When does supervision become Harassment?Print publication
The recent case of Saha v Imperial College of Science, Technology and Medicine  gives some helpful pointers on when emails and actions of a supervisor towards a research student might constitute harassment. It is relevant to all education institutions, particularly universities and colleges.
Harassment is an offence under the Protection of Harassment Act 1997 (the Act), and a person claiming to have suffered harassment can bring a claim in the civil court for damages. So it is not something to be taken lightly: in this case, Saha was claiming damages in excess of £1.5 million.
Harassment is defined in the Act as: a course of conduct on at least two occasions by a person which amounts to harassment (including alarming the other person or causing them distress) and which the first person knows amounts to harassment, or ought to know amounts to harassment, in that a reasonable person in possession of the same information would think the course of conduct amounted to harassment of the other.
The Act does not actually say what harassment means, but case law has defined it as “oppressive and unacceptable” conduct targeted at the claimant and deliberately calculated to cause alarm or distress.
In this case Miss Saha was a PhD research student at Imperial College. Her supervisor became increasingly frustrated with her lack of progress in her research and sent her an ill-judged email which, although aimed at providing constructive criticism, he later acknowledged “comes across as being very direct” and, as the judge pointed out, was “a litany of complaints expressed in a somewhat intemperate way” with a liberal use of exclamation marks. This was followed by further emails, some of which copied in her colleagues. This was because they were also not using their time in the lab as effectively as the supervisor thought they could be, so the same points applied to them.

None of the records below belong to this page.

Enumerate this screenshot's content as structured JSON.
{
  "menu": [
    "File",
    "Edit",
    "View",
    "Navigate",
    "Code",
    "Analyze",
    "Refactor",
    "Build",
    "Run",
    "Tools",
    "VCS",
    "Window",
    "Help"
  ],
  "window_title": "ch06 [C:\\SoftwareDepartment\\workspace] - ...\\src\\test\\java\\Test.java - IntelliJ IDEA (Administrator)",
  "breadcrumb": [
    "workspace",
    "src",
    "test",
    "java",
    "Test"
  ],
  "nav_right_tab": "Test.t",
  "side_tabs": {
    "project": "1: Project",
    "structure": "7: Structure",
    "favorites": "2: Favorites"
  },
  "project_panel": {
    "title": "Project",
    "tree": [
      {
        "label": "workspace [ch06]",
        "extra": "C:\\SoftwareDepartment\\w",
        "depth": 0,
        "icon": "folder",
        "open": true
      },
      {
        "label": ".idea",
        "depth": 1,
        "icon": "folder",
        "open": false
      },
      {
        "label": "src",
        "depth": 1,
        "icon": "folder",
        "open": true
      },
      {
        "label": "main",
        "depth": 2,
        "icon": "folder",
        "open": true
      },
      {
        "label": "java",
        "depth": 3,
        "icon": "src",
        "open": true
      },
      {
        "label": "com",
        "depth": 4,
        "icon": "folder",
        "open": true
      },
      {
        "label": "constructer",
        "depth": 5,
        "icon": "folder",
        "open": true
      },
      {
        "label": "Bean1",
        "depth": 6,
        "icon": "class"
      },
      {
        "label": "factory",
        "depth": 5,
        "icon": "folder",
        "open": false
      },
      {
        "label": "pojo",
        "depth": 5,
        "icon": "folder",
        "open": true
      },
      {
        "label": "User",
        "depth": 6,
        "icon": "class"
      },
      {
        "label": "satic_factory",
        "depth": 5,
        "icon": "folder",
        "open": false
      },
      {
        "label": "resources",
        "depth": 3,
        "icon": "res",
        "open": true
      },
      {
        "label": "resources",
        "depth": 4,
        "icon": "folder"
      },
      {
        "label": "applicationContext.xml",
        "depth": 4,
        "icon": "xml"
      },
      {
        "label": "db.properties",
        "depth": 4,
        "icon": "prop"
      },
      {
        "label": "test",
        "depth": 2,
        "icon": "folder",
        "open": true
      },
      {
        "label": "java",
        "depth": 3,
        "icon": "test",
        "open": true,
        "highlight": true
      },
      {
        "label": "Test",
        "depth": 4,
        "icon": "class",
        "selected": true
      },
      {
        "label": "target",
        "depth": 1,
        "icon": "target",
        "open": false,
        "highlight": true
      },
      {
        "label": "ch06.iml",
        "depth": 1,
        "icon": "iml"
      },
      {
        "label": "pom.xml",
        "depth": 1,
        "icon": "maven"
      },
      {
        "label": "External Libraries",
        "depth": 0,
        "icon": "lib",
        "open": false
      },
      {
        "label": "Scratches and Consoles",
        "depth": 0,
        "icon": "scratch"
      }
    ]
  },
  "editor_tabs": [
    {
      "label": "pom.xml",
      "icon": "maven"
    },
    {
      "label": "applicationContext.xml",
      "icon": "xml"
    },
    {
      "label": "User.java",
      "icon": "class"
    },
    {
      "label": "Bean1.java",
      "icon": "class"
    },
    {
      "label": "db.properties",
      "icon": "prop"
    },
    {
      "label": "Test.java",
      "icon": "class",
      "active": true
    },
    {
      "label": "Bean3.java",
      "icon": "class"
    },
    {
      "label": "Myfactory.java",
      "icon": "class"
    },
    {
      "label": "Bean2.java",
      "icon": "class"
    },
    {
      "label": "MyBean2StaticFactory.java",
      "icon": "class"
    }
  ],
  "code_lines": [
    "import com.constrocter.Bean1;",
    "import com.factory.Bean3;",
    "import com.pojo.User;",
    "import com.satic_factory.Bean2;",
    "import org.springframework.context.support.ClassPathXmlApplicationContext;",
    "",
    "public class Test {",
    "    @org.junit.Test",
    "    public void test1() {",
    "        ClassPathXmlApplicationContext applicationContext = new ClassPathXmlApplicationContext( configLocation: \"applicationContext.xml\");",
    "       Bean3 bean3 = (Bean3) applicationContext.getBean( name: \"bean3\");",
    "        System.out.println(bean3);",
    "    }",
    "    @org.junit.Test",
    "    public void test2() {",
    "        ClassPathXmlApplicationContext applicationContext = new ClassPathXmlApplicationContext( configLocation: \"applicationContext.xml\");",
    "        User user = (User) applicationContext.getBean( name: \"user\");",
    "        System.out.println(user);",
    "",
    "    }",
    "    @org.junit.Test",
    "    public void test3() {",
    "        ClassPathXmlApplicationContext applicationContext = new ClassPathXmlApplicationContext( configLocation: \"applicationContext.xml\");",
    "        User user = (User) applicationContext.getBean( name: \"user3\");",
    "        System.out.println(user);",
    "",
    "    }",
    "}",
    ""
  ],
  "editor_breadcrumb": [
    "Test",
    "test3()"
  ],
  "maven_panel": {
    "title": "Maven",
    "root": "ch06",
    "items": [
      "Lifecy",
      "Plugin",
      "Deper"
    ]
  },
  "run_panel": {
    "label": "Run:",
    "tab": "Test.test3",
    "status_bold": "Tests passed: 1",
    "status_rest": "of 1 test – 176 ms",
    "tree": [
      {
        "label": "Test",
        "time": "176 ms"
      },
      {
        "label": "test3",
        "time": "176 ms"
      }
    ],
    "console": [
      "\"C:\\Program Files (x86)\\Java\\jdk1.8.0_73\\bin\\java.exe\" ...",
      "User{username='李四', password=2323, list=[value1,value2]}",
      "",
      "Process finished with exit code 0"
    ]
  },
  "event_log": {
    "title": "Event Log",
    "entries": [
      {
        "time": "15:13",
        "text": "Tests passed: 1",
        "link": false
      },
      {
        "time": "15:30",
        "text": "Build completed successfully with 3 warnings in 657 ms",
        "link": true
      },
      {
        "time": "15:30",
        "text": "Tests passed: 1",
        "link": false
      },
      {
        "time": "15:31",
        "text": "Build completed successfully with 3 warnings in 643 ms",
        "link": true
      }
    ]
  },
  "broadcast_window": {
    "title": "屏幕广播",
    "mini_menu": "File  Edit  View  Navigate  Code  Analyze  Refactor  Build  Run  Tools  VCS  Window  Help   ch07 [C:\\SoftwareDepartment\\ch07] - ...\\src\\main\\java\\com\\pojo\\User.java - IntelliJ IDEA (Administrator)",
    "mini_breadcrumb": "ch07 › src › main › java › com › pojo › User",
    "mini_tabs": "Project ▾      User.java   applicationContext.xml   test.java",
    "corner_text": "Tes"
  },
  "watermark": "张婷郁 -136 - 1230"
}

The judge found that although the supervisor’s conduct was unreasonable and unjustified in some respects, and his emails were “expressed in an intemperate, high-handed and at times accusatory tone”, his prime motivation, both subjectively and objectively, was to get Miss Saha’s work on track. His conduct was not objectively calculated to cause alarm or distress, even if at times it did cause distress. He also should not have shared her complaint with other members of the lab team, even though some of the same issues applied to them also.
The key point is that, had the supervisor continued to act in this manner, this might have been a course of conduct capable of constituting harassment. However, because he took on board criticisms made of his behaviour and toned down his requests and did not continue to flout her confidentiality, there was no course of conduct amounting to harassment and even if there was, the supervisor neither knew nor ought to have known that that course of conduct amounted to harassment.
This case is a reminder that supervisors and staff need to be very careful about the tone they use in emails and in speaking to students (and indeed other members of staff), to avoid a claim for harassment. Reading the judgment it is clear that Miss Saha (who represented herself at trial) had, as the judge put it, “become fixated on her case” and had made a number of allegations that were untrue. This does not detract from the fact that Imperial College still had to go through a lengthy and no doubt costly court case to be proved right. It would have been better in the first place if the emails had been toned down to be more reasonable.
 Saha v Imperial College of Science, Technology and Medicine  EWHC 2438 (QB)